- Chemistry of Fluorine (Z=9)
- Fluorine (F) is the first element in the Halogen group (group 17) in the periodic table. Its atomic number is 9 and its atomic weight is 19, and it's a gas at room temperature. It is the most electronegative element, given that it is the top element in the Halogen Group, and therefore is very reactive. It is a nonmetal, and is one of the few elements that can form diatomic molecules (F2).
- Chemistry of Chlorine (Z=17)
- Chlorine is a halogen in group 17 and period 3. It is very reactive and is widely used for many purposes, such as as a disinfectant. Due to its high reactivity, it is commonly found in nature bonded to many different elements.
- Chemistry of Bromine (Z=35)

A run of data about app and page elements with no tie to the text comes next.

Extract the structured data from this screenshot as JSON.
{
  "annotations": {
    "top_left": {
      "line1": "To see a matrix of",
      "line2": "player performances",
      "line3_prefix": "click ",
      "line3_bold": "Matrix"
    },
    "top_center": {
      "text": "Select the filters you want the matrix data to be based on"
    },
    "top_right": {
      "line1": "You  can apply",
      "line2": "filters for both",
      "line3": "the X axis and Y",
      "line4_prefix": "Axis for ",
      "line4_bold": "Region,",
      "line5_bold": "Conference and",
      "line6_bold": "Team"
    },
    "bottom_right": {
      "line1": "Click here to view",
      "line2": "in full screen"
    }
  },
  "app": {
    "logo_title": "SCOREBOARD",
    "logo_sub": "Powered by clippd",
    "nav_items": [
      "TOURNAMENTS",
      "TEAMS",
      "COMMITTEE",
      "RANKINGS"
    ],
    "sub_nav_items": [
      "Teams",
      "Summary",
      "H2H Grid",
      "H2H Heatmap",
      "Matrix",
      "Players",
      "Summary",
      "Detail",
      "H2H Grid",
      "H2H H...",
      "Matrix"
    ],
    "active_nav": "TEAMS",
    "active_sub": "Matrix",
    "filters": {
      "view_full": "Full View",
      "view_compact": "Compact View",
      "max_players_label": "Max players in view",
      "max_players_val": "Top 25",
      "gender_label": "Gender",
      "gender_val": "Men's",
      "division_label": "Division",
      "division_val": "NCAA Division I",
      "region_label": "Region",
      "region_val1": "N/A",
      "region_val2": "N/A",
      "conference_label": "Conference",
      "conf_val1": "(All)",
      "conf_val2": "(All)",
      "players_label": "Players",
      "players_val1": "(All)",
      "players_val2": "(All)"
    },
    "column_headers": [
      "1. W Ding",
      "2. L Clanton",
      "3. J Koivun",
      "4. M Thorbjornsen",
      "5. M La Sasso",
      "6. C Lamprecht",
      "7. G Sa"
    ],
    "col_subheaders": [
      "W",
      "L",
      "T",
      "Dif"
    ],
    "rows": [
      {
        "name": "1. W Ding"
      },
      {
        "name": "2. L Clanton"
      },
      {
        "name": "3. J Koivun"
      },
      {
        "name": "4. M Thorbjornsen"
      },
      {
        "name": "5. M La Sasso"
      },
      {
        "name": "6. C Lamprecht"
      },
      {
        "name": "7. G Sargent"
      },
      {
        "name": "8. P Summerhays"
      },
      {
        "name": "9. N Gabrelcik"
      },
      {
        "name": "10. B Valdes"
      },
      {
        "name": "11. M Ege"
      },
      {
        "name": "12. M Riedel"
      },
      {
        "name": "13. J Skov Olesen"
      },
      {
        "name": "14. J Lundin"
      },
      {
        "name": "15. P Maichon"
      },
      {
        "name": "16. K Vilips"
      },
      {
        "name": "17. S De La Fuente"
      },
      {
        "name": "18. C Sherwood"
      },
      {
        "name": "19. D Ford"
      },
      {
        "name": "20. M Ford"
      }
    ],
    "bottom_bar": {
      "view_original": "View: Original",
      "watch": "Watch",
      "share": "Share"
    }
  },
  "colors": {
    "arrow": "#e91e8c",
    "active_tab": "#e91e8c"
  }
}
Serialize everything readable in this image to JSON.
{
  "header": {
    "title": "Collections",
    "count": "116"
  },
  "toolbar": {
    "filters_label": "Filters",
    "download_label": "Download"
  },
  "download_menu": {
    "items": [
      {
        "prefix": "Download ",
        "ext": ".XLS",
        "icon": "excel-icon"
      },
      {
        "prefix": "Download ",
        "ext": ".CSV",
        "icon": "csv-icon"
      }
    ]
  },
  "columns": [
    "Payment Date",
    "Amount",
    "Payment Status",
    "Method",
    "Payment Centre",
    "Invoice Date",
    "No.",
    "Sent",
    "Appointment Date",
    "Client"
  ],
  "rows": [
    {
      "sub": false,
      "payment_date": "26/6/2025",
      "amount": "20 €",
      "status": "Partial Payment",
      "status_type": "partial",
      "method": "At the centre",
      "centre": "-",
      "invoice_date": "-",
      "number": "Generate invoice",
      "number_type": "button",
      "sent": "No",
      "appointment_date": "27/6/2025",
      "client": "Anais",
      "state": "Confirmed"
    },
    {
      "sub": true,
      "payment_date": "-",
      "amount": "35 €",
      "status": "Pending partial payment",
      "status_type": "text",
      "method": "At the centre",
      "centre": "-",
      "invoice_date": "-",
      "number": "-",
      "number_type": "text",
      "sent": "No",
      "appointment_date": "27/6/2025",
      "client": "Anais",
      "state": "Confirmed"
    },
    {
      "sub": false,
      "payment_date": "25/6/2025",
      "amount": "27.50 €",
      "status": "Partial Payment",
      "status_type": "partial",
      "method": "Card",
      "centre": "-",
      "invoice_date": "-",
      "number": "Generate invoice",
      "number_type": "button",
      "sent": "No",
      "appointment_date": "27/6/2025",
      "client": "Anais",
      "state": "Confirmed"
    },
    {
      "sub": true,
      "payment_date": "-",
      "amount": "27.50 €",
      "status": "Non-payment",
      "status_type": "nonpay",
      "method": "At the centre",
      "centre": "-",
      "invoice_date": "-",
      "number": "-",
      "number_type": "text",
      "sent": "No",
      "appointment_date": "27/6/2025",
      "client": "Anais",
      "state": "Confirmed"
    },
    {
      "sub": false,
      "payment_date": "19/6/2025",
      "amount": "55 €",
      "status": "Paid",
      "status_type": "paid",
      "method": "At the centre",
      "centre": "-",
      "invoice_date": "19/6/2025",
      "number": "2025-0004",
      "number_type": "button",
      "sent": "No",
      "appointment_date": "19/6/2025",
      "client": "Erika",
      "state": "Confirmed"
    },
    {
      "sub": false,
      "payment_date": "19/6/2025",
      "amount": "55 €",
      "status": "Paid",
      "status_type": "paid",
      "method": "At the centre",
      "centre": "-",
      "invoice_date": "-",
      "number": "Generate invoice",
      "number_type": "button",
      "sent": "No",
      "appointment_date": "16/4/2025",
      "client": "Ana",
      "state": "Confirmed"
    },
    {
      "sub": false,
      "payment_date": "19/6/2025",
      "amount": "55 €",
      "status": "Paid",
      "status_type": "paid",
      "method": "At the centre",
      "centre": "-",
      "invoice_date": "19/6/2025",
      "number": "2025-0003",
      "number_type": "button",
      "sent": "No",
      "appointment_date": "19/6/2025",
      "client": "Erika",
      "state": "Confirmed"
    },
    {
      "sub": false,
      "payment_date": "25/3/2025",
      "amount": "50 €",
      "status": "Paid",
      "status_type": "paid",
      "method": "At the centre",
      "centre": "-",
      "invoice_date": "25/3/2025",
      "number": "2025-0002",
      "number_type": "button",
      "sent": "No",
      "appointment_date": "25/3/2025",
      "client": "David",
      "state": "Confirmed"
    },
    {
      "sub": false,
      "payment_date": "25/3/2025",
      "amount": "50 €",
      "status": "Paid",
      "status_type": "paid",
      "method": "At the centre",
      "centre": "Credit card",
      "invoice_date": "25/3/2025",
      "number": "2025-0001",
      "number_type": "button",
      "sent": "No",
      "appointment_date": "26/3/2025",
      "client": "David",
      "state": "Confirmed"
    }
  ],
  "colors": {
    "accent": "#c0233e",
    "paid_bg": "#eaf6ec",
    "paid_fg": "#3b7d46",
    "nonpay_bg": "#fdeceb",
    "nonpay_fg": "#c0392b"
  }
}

- Bromine is a reddish-brown fuming liquid at room temperature with a very disagreeable chlorine-like smell. In fact its name is derived from the Greek bromos or "stench". It was first isolated in pure form by Balard in 1826. It is the only non-metal that is a liquid at normal room conditions. Bromine on the skin causes painful burns that heal very slowly. It is an element to be treated with the utmost respect in the laboratory.
- Chemistry of Iodine (Z=53)
- Elemental iodine is a dark grey solid with a faint metallic luster. When heated at ordinary air pressures it sublimes to a violet gas. The name iodine is taken from the Greek ioeides which means "violet colored". It was discovered in 1811 by Courtois.
- Chemistry of Astatine (Z=85)
- Astatine is the last of the known halogens and was synthesized in 1940 by Corson and others at the University of California. It is radioactive and its name, from the Greek astatos, means "unstable". The element can be produced by bombarding targets made of bismuth-209 with high energy alpha particles (helium nuclei). Astatine 211 is the product and has a half-life of 7.2 hours. The most stable isotope of astatine is 210 which has a half-life of 8.1 hours.
Thumbnail: Chlorine gas in an ampoule. (CC-BY-SA; W. Oelen (http://woelen.homescience.net/science/index.html)).